June 2021 - BME Blaze: Kevin Burt

Jun 04 2021

In this monthly spotlight, get to know the alumni and students of Columbia's Department of Biomedical Engineering. Read what our BME folks are up to, from our labs' latest research, to our students' plans for the future, to our teams' innovations, start-ups and other career successes.

In this special Pride Month edition of our BME BLAZE inerview, Prof. Henry Hess enjoyed catching up with Columbia BME PhD candidate Kevin Burt, as Kevin discussed his experience as a Columbia BME grad student, and told us about what Pride Month means to him. Watch the video interview and read below to get to know Kevin!

As the name suggests, Pride Month is a reminder that I need to be proud of who I am, how I identify, and how I got to this point in my life. Seeing people from every walk of life celebrating Pride, and seeing queer stories being highlighted and broadcasted on such a wide scale is something growing up I did not get to experience, but I am extremely grateful exists now.

Kevin Burt
Columbia BME PhD Candidate

Watch as Columbia BME Prof. and Co-Chair of the DEI Committee Henry Hess interviews PhD Candidate Kevin Burt!

 

      

Kevin Burt

 

Education

  • BS in Civil Engineering – Montana State University - 2017
  • MS in Biomedical Engineering – Columbia University - 2019
  • PhD Candidate in Biomedical Engineering - Columbia University

 

Where are you from?
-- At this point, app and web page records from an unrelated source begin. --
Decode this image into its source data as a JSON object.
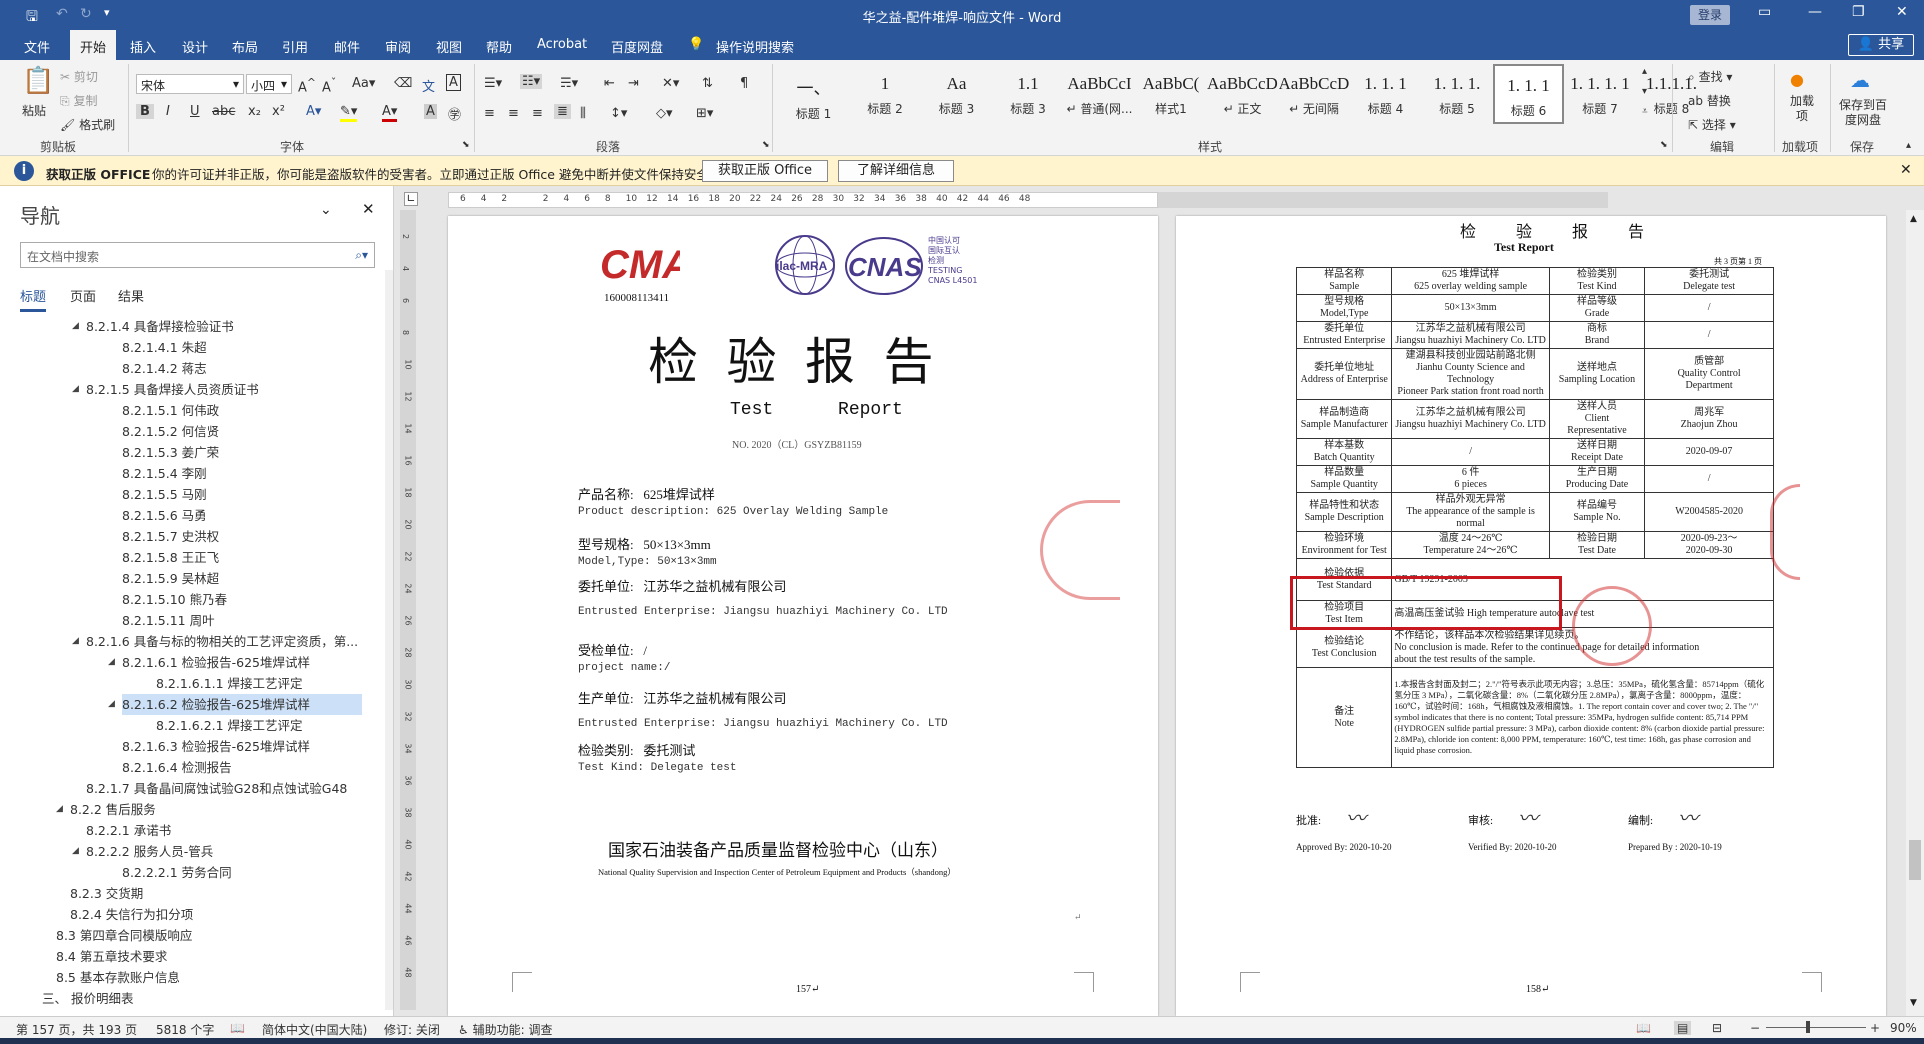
{
  "window": {
    "title": "华之益-配件堆焊-响应文件 - Word",
    "login": "登录"
  },
  "menu": {
    "tabs": [
      "文件",
      "开始",
      "插入",
      "设计",
      "布局",
      "引用",
      "邮件",
      "审阅",
      "视图",
      "帮助",
      "Acrobat",
      "百度网盘"
    ],
    "tellme": "操作说明搜索",
    "share": "共享"
  },
  "ribbon": {
    "clipboard": {
      "paste": "粘贴",
      "cut": "剪切",
      "copy": "复制",
      "painter": "格式刷",
      "label": "剪贴板"
    },
    "font": {
      "name": "宋体",
      "size": "小四",
      "label": "字体"
    },
    "paragraph": {
      "label": "段落"
    },
    "styles": {
      "label": "样式",
      "items": [
        {
          "preview": "一、",
          "name": "标题 1"
        },
        {
          "preview": "1",
          "name": "标题 2"
        },
        {
          "preview": "Aa",
          "name": "标题 3"
        },
        {
          "preview": "1.1",
          "name": "标题 3"
        },
        {
          "preview": "AaBbCcI",
          "name": "↵ 普通(网..."
        },
        {
          "preview": "AaBbC(",
          "name": "样式1"
        },
        {
          "preview": "AaBbCcDdI",
          "name": "↵ 正文"
        },
        {
          "preview": "AaBbCcDdI",
          "name": "↵ 无间隔"
        },
        {
          "preview": "1. 1. 1",
          "name": "标题 4"
        },
        {
          "preview": "1. 1. 1.",
          "name": "标题 5"
        },
        {
          "preview": "1. 1. 1",
          "name": "标题 6"
        },
        {
          "preview": "1. 1. 1. 1",
          "name": "标题 7"
        },
        {
          "preview": "1.1.1.1.",
          "name": "标题 8"
        }
      ]
    },
    "editing": {
      "find": "查找",
      "replace": "替换",
      "select": "选择",
      "label": "编辑"
    },
    "addins": {
      "btn": "加载项",
      "label": "加载项"
    },
    "save": {
      "btn": "保存到百度网盘",
      "label": "保存"
    }
  },
  "warning": {
    "title": "获取正版 OFFICE",
    "text": "你的许可证并非正版，你可能是盗版软件的受害者。立即通过正版 Office 避免中断并使文件保持安全。",
    "btn1": "获取正版 Office",
    "btn2": "了解详细信息"
  },
  "nav": {
    "title": "导航",
    "search_placeholder": "在文档中搜索",
    "tabs": [
      "标题",
      "页面",
      "结果"
    ],
    "items": [
      {
        "text": "8.2.1.4 具备焊接检验证书",
        "lvl": 3,
        "tri": "open"
      },
      {
        "text": "8.2.1.4.1 朱超",
        "lvl": 4,
        "tri": ""
      },
      {
        "text": "8.2.1.4.2 蒋志",
        "lvl": 4,
        "tri": ""
      },
      {
        "text": "8.2.1.5 具备焊接人员资质证书",
        "lvl": 3,
        "tri": "open"
      },
      {
        "text": "8.2.1.5.1 何伟政",
        "lvl": 4,
        "tri": ""
      },
      {
        "text": "8.2.1.5.2 何信贤",
        "lvl": 4,
        "tri": ""
      },
      {
        "text": "8.2.1.5.3 姜广荣",
        "lvl": 4,
        "tri": ""
      },
      {
        "text": "8.2.1.5.4 李刚",
        "lvl": 4,
        "tri": ""
      },
      {
        "text": "8.2.1.5.5 马刚",
        "lvl": 4,
        "tri": ""
      },
      {
        "text": "8.2.1.5.6 马勇",
        "lvl": 4,
        "tri": ""
      },
      {
        "text": "8.2.1.5.7 史洪权",
        "lvl": 4,
        "tri": ""
      },
      {
        "text": "8.2.1.5.8 王正飞",
        "lvl": 4,
        "tri": ""
      },
      {
        "text": "8.2.1.5.9 吴林超",
        "lvl": 4,
        "tri": ""
      },
      {
        "text": "8.2.1.5.10 熊乃春",
        "lvl": 4,
        "tri": ""
      },
      {
        "text": "8.2.1.5.11 周叶",
        "lvl": 4,
        "tri": ""
      },
      {
        "text": "8.2.1.6 具备与标的物相关的工艺评定资质，第...",
        "lvl": 3,
        "tri": "open"
      },
      {
        "text": "8.2.1.6.1 检验报告-625堆焊试样",
        "lvl": 4,
        "tri": "open"
      },
      {
        "text": "8.2.1.6.1.1 焊接工艺评定",
        "lvl": 5,
        "tri": ""
      },
      {
        "text": "8.2.1.6.2 检验报告-625堆焊试样",
        "lvl": 4,
        "tri": "open",
        "sel": true
      },
      {
        "text": "8.2.1.6.2.1 焊接工艺评定",
        "lvl": 5,
        "tri": ""
      },
      {
        "text": "8.2.1.6.3 检验报告-625堆焊试样",
        "lvl": 4,
        "tri": ""
      },
      {
        "text": "8.2.1.6.4 检测报告",
        "lvl": 4,
        "tri": ""
      },
      {
        "text": "8.2.1.7 具备晶间腐蚀试验G28和点蚀试验G48",
        "lvl": 3,
        "tri": ""
      },
      {
        "text": "8.2.2 售后服务",
        "lvl": 2,
        "tri": "open"
      },
      {
        "text": "8.2.2.1 承诺书",
        "lvl": 3,
        "tri": ""
      },
      {
        "text": "8.2.2.2 服务人员-管兵",
        "lvl": 3,
        "tri": "open"
      },
      {
        "text": "8.2.2.2.1 劳务合同",
        "lvl": 4,
        "tri": ""
      },
      {
        "text": "8.2.3 交货期",
        "lvl": 2,
        "tri": ""
      },
      {
        "text": "8.2.4 失信行为扣分项",
        "lvl": 2,
        "tri": ""
      },
      {
        "text": "8.3 第四章合同模版响应",
        "lvl": 1,
        "tri": ""
      },
      {
        "text": "8.4 第五章技术要求",
        "lvl": 1,
        "tri": ""
      },
      {
        "text": "8.5 基本存款账户信息",
        "lvl": 1,
        "tri": ""
      },
      {
        "text": "三、 报价明细表",
        "lvl": 0,
        "tri": ""
      }
    ]
  },
  "ruler": {
    "marks": [
      "6",
      "4",
      "2",
      "",
      "2",
      "4",
      "6",
      "8",
      "10",
      "12",
      "14",
      "16",
      "18",
      "20",
      "22",
      "24",
      "26",
      "28",
      "30",
      "32",
      "34",
      "36",
      "38",
      "40",
      "42",
      "44",
      "46",
      "48"
    ],
    "vmarks": [
      "2",
      "4",
      "6",
      "8",
      "10",
      "12",
      "14",
      "16",
      "18",
      "20",
      "22",
      "24",
      "26",
      "28",
      "30",
      "32",
      "34",
      "36",
      "38",
      "40",
      "42",
      "44",
      "46",
      "48"
    ]
  },
  "page1": {
    "cma_no": "160008113411",
    "cnas_text": [
      "中国认可",
      "国际互认",
      "检测",
      "TESTING",
      "CNAS L4501"
    ],
    "title": "检 验 报 告",
    "subtitle": "Test      Report",
    "no": "NO. 2020（CL）GSYZB81159",
    "fields": [
      {
        "cn": "产品名称:   625堆焊试样",
        "en": "Product description: 625 Overlay Welding Sample"
      },
      {
        "cn": "型号规格:   50×13×3mm",
        "en": "Model,Type: 50×13×3mm"
      },
      {
        "cn": "委托单位:   江苏华之益机械有限公司",
        "en": "Entrusted Enterprise: Jiangsu huazhiyi Machinery Co. LTD"
      },
      {
        "cn": "受检单位:   /",
        "en": "project name:/"
      },
      {
        "cn": "生产单位:   江苏华之益机械有限公司",
        "en": "Entrusted Enterprise: Jiangsu huazhiyi Machinery Co. LTD"
      },
      {
        "cn": "检验类别:   委托测试",
        "en": "Test Kind: Delegate test"
      }
    ],
    "org_cn": "国家石油装备产品质量监督检验中心（山东）",
    "org_en": "National Quality Supervision and Inspection Center of Petroleum Equipment and Products（shandong）",
    "page_num": "157↵"
  },
  "page2": {
    "title": "检 验 报 告",
    "subtitle": "Test  Report",
    "pages": "共 3 页第 1 页",
    "rows": [
      [
        "样品名称\nSample",
        "625 堆焊试样\n625 overlay welding sample",
        "检验类别\nTest Kind",
        "委托测试\nDelegate test"
      ],
      [
        "型号规格\nModel,Type",
        "50×13×3mm",
        "样品等级\nGrade",
        "/"
      ],
      [
        "委托单位\nEntrusted Enterprise",
        "江苏华之益机械有限公司\nJiangsu huazhiyi Machinery Co. LTD",
        "商标\nBrand",
        "/"
      ],
      [
        "委托单位地址\nAddress of Enterprise",
        "建湖县科技创业园站前路北侧\nJianhu County Science and Technology\nPioneer Park station front road north",
        "送样地点\nSampling Location",
        "质管部\nQuality Control\nDepartment"
      ],
      [
        "样品制造商\nSample Manufacturer",
        "江苏华之益机械有限公司\nJiangsu huazhiyi Machinery Co. LTD",
        "送样人员\nClient\nRepresentative",
        "周兆军\nZhaojun Zhou"
      ],
      [
        "样本基数\nBatch Quantity",
        "/",
        "送样日期\nReceipt Date",
        "2020-09-07"
      ],
      [
        "样品数量\nSample Quantity",
        "6 件\n6 pieces",
        "生产日期\nProducing Date",
        "/"
      ],
      [
        "样品特性和状态\nSample Description",
        "样品外观无异常\nThe appearance of the sample is\nnormal",
        "样品编号\nSample No.",
        "W2004585-2020"
      ],
      [
        "检验环境\nEnvironment for Test",
        "温度 24～26℃\nTemperature 24～26℃",
        "检验日期\nTest Date",
        "2020-09-23～\n2020-09-30"
      ]
    ],
    "std_label": "检验依据\nTest Standard",
    "std_value": "GB/T 19291-2003",
    "item_label": "检验项目\nTest Item",
    "item_value": "高温高压釜试验  High temperature autoclave test",
    "concl_label": "检验结论\nTest Conclusion",
    "concl_value": "不作结论，该样品本次检验结果详见续页。\nNo conclusion is made. Refer to the continued page for detailed information\nabout the test results of the sample.",
    "note_label": "备注\nNote",
    "note_value": "1.本报告含封面及封二；2.\"/\"符号表示此项无内容；3.总压：35MPa，硫化氢含量：85714ppm（硫化氢分压 3 MPa），二氧化碳含量：8%（二氧化碳分压 2.8MPa），氯离子含量：8000ppm，温度：160℃，试验时间：168h，气相腐蚀及液相腐蚀。1. The report contain cover and cover two; 2. The \"/\" symbol indicates that there is no content; Total pressure: 35MPa, hydrogen sulfide content: 85,714 PPM (HYDROGEN sulfide partial pressure: 3 MPa), carbon dioxide content: 8% (carbon dioxide partial pressure: 2.8MPa), chloride ion content: 8,000 PPM, temperature: 160℃, test time: 168h, gas phase corrosion and liquid phase corrosion.",
    "sign": [
      {
        "cn": "批准:",
        "en": "Approved By: 2020-10-20"
      },
      {
        "cn": "审核:",
        "en": "Verified By: 2020-10-20"
      },
      {
        "cn": "编制:",
        "en": "Prepared By : 2020-10-19"
      }
    ],
    "page_num": "158↵"
  },
  "status": {
    "page": "第 157 页，共 193 页",
    "words": "5818 个字",
    "lang": "简体中文(中国大陆)",
    "track": "修订: 关闭",
    "access": "辅助功能: 调查",
    "zoom": "90%"
  }
}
Butte, Montana (Yee-haw)

 

What drew you to the field of Biomedical Engineering?

During my senior year of undergrad, I took a cellular biology course for fun–huge nerd energy–and realized cell biology and the human body was a tiny bit more interesting to me than structural engineering. From then on, I set my sights on the top Biomedical Engineering graduate programs in the country and decided to try to switch things up a little.

 

What is your current role?

I am currently a graduate student researcher within the Chahine Lab. Under both the Biomedical Engineering and Orthopedic Surgery departments, the Chahine Lab and my research focus on the biological and mechanical drivers of intervertebral disc degeneration.

 

Why did you choose Columbia BME?

Being new to the field of BME, I was less familiar with the different aspects of research, so I chose Columbia BME primarily due to its location. I knew that I wanted to get as far out of my comfort zone as possible, and moving across the country from a town of 30,000 people to NYC seemed like it would do the job. I did visit the campus and the city one time prior to committing and immediately knew it was the right choice.

 

What are some of your favorite projects/memories from the program so far?

My favorite project would probably be starting two genetic mouse models within my lab. This was a new venture for myself and my lab as a whole, so a LOT of trial and error in the beginning. In vivo genetic manipulation comes with seemingly endless possibilities and avenues of exploration. With this, I can confidently say that no two days in the lab look exactly the same for me, which I love. 

Shifting from the lab to the BME program in general, my favorite memories would have to be the socials, specifically the BME boat cruises. I served on the Graduate Organization of Biomedical Engineers (GoBME) as the social chair, and I now like to say I part-timed as a party planner while at Columbia.

 

What are your proudest moments at Columbia so far?

My proudest academic moment at Columbia thus far would probably be recently passing my thesis proposal. The proposal was definitely a turning point in my academic career where I began to finally start to feel like the expert in my research. I still have a long way to go, but getting to showcase my previous years of work was very validating.

Additionally, another one of my proudest moments would be taking on the role as President of Columbia Engineering’s qSTEM (queer in STEM) graduate student organization. From being afraid to even talk about being gay as an undergrad in a STEM field, to now speaking at new student orientations and working directly with engineering faculty about LGBTQ+ issues, it feels very 'full circle'.

 

What does Pride Month mean to you?

As the name suggests, Pride Month is a reminder that I need to be proud of who I am, how I identify, and how I got to this point in my life. Seeing people from every walk of life celebrating Pride, and seeing queer stories being highlighted and broadcasted on such a wide scale is something growing up I did not get to experience, but I am extremely grateful exists now.

 

What advice would you give to your younger self?

If given the chance, I would tell my younger self that it all works out. You will stop being ashamed of who you are, you will come out and the world won’t end, and you will eventually be confident expressing yourself to your family, your friends, and in your career.  Ignore the people who hate you for being queer and focus your energy on those who love you for it.

 

What are you excited about?

I am excited about my future! I am excited to become a PI/professor and to be the representation I didn’t have, and I am excited and hopeful that the world is going to continue to become gayer and more inclusive.

   

Images (clockwise from top left):

1. A break from feeding cells to take advantage of golden hour lighting ;)

2. Getting a photo for Instagram, post thesis proposal

3. Completing an intervertebral disc injury surgical study

4. First week at Columbia!

   

Queer in Science, Technology, Engineering, and Mathematics (qSTEM)